### Stored data
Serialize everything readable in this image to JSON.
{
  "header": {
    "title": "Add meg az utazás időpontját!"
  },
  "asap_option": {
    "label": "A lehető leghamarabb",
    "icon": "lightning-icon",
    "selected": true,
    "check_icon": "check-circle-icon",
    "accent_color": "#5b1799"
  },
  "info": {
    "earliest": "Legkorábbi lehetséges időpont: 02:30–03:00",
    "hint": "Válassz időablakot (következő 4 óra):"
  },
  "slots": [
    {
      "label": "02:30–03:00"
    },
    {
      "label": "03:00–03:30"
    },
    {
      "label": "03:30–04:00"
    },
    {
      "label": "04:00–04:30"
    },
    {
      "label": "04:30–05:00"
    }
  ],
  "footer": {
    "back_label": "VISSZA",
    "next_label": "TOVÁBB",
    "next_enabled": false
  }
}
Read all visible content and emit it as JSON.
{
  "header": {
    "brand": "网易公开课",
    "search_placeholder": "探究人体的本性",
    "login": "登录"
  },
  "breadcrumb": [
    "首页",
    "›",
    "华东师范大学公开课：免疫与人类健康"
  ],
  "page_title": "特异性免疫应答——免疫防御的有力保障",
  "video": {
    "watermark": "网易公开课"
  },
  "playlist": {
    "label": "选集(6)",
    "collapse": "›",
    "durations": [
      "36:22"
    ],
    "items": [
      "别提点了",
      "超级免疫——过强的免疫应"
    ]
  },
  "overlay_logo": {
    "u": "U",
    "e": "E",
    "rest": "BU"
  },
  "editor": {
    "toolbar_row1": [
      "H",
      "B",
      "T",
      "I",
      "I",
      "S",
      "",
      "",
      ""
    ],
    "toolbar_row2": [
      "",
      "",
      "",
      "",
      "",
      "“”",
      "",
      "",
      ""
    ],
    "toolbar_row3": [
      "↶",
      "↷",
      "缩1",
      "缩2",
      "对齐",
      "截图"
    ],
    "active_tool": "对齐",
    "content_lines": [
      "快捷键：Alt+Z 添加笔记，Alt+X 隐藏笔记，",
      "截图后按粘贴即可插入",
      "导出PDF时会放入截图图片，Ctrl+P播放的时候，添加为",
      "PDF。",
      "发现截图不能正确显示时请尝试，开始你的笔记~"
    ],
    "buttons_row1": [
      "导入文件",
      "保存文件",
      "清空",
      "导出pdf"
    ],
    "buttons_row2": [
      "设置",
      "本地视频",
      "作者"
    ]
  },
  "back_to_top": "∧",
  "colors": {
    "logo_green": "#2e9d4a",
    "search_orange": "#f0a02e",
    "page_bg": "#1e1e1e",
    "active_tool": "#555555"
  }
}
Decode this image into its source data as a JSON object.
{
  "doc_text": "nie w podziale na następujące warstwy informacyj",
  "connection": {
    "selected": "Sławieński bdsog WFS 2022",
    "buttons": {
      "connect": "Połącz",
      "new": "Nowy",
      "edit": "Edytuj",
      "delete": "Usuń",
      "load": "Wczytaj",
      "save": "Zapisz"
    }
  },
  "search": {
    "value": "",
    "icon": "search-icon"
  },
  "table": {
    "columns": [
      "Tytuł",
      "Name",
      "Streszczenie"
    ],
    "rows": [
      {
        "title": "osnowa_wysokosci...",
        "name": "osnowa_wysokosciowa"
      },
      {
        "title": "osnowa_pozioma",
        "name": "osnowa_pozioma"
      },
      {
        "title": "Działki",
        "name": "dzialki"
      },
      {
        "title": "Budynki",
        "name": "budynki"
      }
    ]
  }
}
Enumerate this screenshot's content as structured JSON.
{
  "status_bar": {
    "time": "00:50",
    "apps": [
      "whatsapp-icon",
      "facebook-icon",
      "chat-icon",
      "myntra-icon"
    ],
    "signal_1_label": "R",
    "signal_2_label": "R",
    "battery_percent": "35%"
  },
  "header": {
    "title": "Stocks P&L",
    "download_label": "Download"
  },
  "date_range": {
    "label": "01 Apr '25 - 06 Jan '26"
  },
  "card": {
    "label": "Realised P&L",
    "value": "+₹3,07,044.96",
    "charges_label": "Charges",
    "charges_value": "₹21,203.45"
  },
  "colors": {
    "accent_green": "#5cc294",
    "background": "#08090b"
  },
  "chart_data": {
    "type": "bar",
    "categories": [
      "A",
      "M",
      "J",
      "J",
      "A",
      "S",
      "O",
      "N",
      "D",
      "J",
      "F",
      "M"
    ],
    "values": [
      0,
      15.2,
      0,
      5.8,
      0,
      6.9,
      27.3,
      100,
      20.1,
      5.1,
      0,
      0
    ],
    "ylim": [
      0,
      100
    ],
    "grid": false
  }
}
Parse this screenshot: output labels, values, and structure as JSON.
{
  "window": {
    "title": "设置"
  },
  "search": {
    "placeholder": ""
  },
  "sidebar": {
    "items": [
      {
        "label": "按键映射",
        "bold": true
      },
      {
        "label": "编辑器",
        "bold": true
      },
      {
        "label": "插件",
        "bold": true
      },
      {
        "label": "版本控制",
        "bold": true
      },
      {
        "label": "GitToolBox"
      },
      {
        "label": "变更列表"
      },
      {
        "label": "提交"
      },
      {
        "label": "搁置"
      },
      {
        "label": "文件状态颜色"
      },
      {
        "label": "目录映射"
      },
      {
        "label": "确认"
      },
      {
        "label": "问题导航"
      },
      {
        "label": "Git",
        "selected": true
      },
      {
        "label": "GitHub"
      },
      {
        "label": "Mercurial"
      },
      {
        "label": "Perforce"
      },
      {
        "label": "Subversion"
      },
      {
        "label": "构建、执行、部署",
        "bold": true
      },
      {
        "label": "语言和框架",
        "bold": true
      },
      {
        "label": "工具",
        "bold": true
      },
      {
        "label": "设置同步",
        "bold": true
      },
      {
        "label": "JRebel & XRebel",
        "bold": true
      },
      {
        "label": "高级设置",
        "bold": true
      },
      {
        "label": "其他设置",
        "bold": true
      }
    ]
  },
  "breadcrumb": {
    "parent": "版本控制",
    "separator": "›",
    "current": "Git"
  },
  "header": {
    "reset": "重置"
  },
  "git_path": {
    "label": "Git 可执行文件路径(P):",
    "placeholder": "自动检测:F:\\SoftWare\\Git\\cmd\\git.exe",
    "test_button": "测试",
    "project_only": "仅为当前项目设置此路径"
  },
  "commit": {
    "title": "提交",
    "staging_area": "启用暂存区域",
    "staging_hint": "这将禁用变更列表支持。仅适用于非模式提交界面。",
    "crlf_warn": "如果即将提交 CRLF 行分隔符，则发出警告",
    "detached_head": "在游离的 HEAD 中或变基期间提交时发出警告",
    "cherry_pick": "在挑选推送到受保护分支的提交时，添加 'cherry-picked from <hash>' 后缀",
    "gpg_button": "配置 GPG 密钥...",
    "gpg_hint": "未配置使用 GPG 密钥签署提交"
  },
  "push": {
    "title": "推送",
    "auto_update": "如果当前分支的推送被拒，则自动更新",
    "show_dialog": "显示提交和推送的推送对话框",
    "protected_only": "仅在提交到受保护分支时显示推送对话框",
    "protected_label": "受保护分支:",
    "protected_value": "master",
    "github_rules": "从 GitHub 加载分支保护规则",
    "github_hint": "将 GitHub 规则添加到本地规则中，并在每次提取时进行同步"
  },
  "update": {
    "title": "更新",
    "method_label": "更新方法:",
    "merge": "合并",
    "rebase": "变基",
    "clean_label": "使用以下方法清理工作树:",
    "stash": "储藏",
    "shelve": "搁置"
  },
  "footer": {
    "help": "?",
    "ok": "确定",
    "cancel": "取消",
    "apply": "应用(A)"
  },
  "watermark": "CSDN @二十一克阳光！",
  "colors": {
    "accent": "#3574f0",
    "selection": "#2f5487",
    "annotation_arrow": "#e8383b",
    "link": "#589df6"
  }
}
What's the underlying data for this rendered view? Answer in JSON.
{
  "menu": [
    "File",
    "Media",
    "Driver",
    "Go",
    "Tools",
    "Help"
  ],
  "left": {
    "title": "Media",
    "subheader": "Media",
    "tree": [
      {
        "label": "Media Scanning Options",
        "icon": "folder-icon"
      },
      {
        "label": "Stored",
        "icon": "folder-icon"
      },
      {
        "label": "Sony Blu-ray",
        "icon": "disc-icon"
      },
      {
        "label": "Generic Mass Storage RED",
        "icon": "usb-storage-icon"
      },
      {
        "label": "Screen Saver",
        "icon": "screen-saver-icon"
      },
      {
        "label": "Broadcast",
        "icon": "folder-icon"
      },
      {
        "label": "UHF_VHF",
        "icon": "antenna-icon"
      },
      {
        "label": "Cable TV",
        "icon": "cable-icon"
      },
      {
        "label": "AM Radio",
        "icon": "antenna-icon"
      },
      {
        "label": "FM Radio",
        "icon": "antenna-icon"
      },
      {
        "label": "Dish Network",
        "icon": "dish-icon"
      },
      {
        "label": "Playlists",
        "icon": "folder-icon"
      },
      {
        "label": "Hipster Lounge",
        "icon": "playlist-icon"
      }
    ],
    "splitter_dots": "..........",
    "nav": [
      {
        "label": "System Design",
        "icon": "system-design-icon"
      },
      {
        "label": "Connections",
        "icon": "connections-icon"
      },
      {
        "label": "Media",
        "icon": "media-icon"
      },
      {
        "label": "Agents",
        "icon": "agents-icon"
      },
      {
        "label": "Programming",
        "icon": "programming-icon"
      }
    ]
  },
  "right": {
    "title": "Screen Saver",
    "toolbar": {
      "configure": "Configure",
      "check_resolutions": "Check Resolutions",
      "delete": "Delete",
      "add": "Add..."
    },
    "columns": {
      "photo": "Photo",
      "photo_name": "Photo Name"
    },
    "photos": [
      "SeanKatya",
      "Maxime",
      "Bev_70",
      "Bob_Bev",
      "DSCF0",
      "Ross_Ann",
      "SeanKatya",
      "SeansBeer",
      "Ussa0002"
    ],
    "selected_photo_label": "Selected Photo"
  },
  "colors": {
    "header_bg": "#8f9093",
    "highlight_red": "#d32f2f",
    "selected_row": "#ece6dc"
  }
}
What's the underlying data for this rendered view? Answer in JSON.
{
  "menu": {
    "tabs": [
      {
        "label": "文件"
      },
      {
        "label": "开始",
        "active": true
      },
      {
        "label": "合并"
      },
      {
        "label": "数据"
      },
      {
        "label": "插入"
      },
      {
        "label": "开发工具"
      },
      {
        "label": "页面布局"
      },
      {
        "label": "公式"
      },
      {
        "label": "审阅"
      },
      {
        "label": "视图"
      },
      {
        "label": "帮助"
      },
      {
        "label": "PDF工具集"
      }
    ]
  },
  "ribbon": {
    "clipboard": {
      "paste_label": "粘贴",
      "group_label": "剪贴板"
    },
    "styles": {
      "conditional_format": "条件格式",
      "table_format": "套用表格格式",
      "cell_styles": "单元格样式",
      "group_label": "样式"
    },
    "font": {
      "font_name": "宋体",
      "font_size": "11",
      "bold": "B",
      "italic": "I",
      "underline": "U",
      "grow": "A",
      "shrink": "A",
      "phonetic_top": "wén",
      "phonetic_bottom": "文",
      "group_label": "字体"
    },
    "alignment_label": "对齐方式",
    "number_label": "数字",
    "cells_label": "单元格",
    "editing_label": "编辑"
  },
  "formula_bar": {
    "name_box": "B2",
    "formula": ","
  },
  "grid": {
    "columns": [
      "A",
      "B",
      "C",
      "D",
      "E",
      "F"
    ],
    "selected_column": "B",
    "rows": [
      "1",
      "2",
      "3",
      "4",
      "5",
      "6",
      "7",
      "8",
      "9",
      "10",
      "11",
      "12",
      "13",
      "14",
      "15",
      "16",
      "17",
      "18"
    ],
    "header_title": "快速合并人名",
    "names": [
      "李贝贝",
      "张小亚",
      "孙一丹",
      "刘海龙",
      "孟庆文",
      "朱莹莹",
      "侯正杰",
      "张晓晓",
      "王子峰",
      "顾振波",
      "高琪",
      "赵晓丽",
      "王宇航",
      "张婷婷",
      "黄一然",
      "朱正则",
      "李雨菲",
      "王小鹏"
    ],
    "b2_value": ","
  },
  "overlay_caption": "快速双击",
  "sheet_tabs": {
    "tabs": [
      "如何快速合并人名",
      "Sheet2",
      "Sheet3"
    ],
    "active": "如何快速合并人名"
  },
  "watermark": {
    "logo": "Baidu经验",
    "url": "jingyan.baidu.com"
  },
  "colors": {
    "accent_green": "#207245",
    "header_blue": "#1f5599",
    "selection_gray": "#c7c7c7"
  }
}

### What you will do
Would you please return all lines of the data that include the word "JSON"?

### Answer below
Serialize everything readable in this image to JSON.
Read all visible content and emit it as JSON.
Decode this image into its source data as a JSON object.
Enumerate this screenshot's content as structured JSON.
Parse this screenshot: output labels, values, and structure as JSON.
What's the underlying data for this rendered view? Answer in JSON.
What's the underlying data for this rendered view? Answer in JSON.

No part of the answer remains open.